Make your users fall in love with your site via the precepts packed into this brief, charming book by MailChimp user experience design lead Aarron Walter. From classic psychology to case studies, highbrow concepts to common sense, Designing for Emotion demonstrates accessible strategies and memorable methods to help you make a human connection through design.
If your website were a person, who would it be? Is it serious, buttoned up, all business, yet trustworthy, and capable? Is it a wisecracking buddy that makes evan mundane tasks fun?
Following a similar structure as a user persona, you can flesh out the personality of your design by creating a design persona. Personality can manifest itself in an interface through visual design, copy, and interactions. A design persona describes the methods of channeling personality in each of these areas, and will help a team of web professionals construct a unified and consistent result.
Style Tiles are a design deliverable consisting of fonts, colors and interface elements that communicate the essence of a visual brand for the web.
Back in the early 1980s, Dieter Rams was becoming increasingly concerned by the state of the world around him – “an impenetrable confusion of forms, colours and noises.” Aware that he was a significant contributor to that world, he asked himself an important question: is my design good design?
As good design cannot be measured in a finite way he set about expressing the ten most important principles for what he considered was good design. (Sometimes they are referred as the ‘Ten commandments’.)
Companies like Apple are making design impossible for startups to ignore. Startups like Path, Airbnb, Square, and Massive Health have design at the core of their business, and they’re doing phenomenal work. But what is ‘design’ actually? Is it a logo? A WordPress theme? An innovative UI?
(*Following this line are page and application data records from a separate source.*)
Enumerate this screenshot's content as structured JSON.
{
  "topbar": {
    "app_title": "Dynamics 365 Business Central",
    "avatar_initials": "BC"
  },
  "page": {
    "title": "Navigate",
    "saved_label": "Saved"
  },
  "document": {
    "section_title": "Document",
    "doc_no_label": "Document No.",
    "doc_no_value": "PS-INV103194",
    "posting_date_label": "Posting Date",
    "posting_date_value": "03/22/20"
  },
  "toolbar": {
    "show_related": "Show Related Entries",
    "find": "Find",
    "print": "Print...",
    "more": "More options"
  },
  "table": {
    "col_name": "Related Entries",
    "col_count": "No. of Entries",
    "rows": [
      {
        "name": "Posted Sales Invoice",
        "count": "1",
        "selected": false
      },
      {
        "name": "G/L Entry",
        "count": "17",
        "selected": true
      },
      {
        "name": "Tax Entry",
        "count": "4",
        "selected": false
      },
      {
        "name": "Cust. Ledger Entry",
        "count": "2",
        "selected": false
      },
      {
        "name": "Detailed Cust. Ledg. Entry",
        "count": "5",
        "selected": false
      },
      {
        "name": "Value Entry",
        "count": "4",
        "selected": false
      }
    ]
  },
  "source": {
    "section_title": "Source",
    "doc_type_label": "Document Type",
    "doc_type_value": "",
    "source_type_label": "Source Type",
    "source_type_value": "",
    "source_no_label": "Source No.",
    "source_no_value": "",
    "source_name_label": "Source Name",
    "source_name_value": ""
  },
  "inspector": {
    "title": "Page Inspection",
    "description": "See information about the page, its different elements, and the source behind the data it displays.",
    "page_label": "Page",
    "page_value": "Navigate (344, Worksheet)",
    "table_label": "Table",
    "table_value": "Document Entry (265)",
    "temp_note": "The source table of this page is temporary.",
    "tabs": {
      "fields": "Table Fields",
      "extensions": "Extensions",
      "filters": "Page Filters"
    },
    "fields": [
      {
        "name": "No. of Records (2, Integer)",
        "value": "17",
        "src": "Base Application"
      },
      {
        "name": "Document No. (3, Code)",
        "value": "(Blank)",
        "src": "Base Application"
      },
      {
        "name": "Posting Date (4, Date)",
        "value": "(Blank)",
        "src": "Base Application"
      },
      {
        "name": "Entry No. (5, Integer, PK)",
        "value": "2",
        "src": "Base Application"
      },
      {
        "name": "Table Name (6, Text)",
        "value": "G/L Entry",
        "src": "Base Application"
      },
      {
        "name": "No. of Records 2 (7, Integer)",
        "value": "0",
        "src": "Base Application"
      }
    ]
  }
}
It’s so much more than that. It’s a state of mind. It’s an approach to a problem. It’s how you’re going to kick your competitor’s ass. This handy guide will help you understand design and provide resources to help you find awesome design talent.
I’m sure “Great design is invisible” looks fantastic on a crisp Helvetica poster but, like all slogans, it whitewashes complexity.
Promising the Earth, the story of the BP rebranding by Ogilvy